- In 1970, former charter member Iowa was having major off the field struggles... leading to the firing of head coach Ray Nagel and the resignation of athletic director Forest Evashevski, once the highly popular coach, who lead Iowa to two Rose Bowl wins in 1957 and 1959. Nagel was reinstated as head coach for the 1970 season.
- 1970 was truly tragic... airplane crashes taking lives of players, coaches and those associated with the Wichita State and Marshall football programs.
The Missouri Valley Conference began to move away from being a football conference back in early to mid-1970's. Memphis State leaving after 1972, then both Louisville and North Texas State left after the 1974 season. All three teams today compete at the FBS level, but left in the 1970s to become Independents. The MVC did get some new members, Drake returned in 1971, West Texas State joined in 1971, New Mexico State joined 1972, and both Indiana State and Southern Illinois joined in 1977.
- In 1971, Memphis State won the 7 member MVC title going 4-1, just ahead of Louisville, Tulsa and North Texas State, who finished all 3-2. Drake, West Texas State and Wichita State all finish below .500 in the Big Ten.
- In 1972, a three-way tie at 4-1 awarded Louisville, Drake and West Texas State the MVC title. Memphis State and Tulsa finished 3-2, followed by Wichita State, New Mexico State and North Texas State, all below .500.
- In 1973, Tulsa and North Texas State share the 7 member MVC title with a 5-1 mark.
- In 1974, Tulsa sweeps the rest of the conference to win another title.
- In 1975, Tulsa sweeps the newly 5 member MVC.
- In 1976, Tulsa and New Mexico State tie for first place, in what was the conference's last real mention with the other Division I conferences... Tulsa was invited to the inaugural Independence Bowl, losing to McNeese State.

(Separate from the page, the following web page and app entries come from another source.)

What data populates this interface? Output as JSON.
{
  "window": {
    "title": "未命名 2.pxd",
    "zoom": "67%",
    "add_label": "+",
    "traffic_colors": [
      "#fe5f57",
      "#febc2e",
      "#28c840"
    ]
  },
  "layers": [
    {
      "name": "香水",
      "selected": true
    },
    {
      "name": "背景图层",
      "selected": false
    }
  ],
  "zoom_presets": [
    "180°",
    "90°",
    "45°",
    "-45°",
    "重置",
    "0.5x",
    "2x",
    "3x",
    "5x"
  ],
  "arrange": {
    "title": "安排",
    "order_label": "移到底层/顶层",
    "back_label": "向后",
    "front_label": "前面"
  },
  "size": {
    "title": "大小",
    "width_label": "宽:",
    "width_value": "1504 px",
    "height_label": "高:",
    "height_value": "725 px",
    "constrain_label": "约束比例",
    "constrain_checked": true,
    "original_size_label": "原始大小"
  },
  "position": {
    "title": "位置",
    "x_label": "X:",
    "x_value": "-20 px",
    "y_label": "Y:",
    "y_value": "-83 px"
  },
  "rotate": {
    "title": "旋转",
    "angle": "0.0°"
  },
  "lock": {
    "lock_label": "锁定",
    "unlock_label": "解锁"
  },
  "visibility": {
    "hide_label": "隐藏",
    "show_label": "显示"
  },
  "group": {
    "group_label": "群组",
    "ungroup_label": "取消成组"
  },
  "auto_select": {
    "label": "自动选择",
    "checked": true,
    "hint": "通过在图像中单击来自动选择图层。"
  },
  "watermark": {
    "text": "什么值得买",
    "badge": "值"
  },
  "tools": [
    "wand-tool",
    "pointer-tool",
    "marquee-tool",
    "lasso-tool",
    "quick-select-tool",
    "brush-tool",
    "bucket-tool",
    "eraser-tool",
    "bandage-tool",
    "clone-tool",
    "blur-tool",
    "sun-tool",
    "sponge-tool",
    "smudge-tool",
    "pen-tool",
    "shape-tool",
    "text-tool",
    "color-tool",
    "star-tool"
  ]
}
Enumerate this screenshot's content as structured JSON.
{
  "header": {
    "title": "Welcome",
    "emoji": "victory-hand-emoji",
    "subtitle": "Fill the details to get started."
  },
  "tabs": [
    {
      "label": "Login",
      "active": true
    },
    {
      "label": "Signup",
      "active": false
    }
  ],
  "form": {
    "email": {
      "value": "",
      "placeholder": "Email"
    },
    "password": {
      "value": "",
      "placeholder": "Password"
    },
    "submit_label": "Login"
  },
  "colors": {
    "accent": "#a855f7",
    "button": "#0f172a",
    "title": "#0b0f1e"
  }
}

By 1976, the focus of the MVC was changing. The Valley was becoming the new reference for the MVC. The Valley offered football for only 10 more seasons. Illinois State was the final member to join in 1981. After the 1982 season, New Mexico State was last of today's former FBS members to have played and leave the MVC over the years. After the 1983 season, Drake finally called it quits again for MVC football, becoming an Independent. Today, Drake competes as a non-scholarship program, in the Pioneer Football League, a FCS conference, that includes brief and former MVC member, Butler.

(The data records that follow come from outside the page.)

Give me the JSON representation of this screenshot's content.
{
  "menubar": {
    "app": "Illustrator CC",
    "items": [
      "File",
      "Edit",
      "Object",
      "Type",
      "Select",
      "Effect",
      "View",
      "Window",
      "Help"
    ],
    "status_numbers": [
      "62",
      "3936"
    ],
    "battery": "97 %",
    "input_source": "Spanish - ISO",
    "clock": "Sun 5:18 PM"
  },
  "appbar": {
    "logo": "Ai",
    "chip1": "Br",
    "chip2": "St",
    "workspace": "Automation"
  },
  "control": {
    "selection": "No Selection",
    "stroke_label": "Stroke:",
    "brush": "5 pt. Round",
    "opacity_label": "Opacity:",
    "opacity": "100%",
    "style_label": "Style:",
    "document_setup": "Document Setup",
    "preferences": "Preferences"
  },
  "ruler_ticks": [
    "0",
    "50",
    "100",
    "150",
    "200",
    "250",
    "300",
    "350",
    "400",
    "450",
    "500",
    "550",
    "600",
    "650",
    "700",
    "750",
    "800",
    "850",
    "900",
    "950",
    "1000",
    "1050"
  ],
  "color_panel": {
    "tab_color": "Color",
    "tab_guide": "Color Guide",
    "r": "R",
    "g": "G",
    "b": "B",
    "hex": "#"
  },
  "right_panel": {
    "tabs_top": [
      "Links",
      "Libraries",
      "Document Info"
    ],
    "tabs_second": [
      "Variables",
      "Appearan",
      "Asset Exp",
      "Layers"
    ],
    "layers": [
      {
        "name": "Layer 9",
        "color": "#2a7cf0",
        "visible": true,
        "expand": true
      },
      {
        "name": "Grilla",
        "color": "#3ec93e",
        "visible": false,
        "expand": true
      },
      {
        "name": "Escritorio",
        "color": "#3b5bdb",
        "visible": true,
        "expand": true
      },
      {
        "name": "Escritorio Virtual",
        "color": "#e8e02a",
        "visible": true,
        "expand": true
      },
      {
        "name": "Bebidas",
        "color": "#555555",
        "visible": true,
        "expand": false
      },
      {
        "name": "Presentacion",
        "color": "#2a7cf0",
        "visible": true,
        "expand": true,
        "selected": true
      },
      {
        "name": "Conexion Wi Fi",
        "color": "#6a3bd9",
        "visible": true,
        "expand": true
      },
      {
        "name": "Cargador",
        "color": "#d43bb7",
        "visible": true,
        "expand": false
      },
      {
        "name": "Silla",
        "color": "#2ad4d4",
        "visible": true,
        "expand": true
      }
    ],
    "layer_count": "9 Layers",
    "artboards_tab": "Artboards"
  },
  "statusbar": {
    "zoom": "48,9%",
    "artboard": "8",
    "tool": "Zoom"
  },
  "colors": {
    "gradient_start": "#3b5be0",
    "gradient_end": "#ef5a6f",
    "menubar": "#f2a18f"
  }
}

From 1907 to 1985, twenty-nine (29) schools played football in the Missouri Valley Conference. The twenty-two (20) teams who won MVC titles or co-championships over the 78 year history were: Tulsa, Nebraska, Iowa, Kansas, Missouri, Iowa State, Oklahoma, Oklahoma A&M, Drake, Washington U (MO), Creighton, Detroit, Houston, Wichita State, North Texas State, Cincinnati, Memphis State, Louisville, West Texas State and New Mexico State. Eight (9) schools that fielded teams over the years in The Valley, but never won a title in football were: Indiana State, Southern Illinois, Kansas State, St. Louis, Illinois State, Grinnell, Washburn, Butler and Bradley.
- In 1985, the Gateway Football Conference was created. Future Missouri Valley Conference members, Northern Iowa and Missouri State were among the charter members of the Gateway. Illinois State, Southern Illinois and Indiana State all left the

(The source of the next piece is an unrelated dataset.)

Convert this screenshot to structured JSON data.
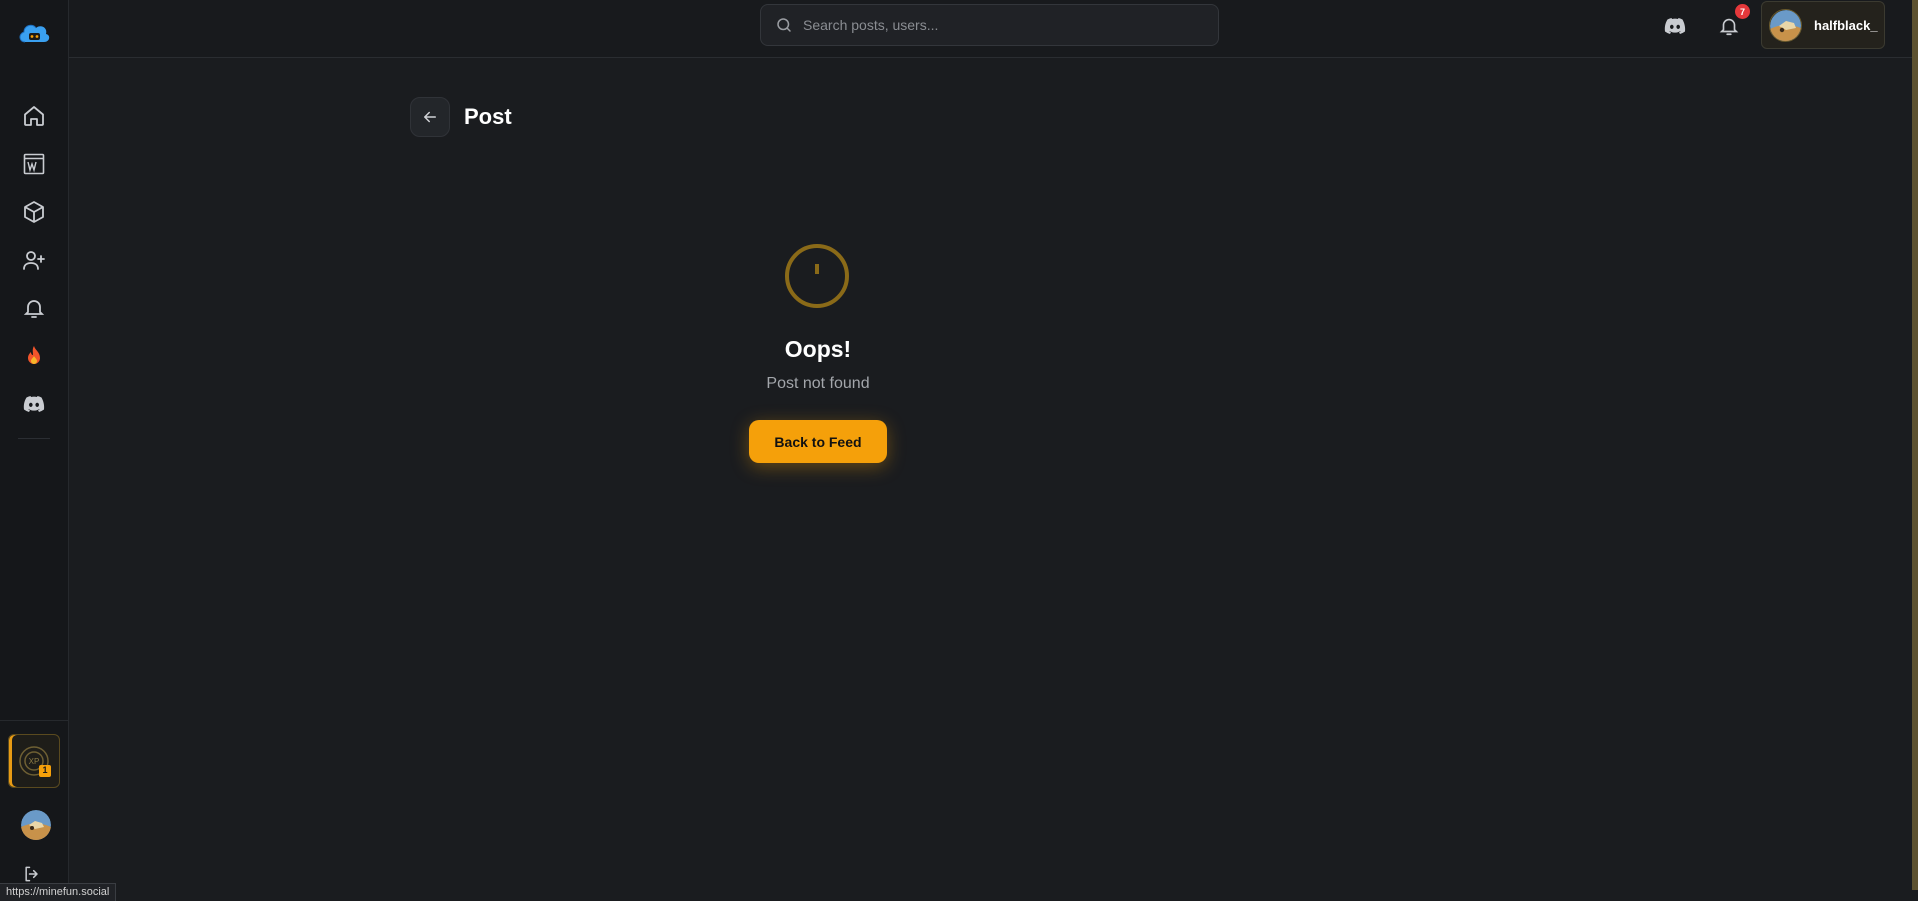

- In 1986, West Texas State moved on... Today, they are Division II, West Texas A&M competing in the Lone State Conference.
- Tulsa moved on after finishing as the MVC's all-time leader in football... Today, Tulsa is a member of Conference USA, along with former MVC members Memphis and Houston.
The Missouri Valley Conference has a rich history. Again, though in name only, college football will ring again in the "Missouri Valley", with the newly named: Missouri Valley Football Conference. It will be interesting to see if this leads to any expansion or shift in the Missouri Valley Conference for other sports?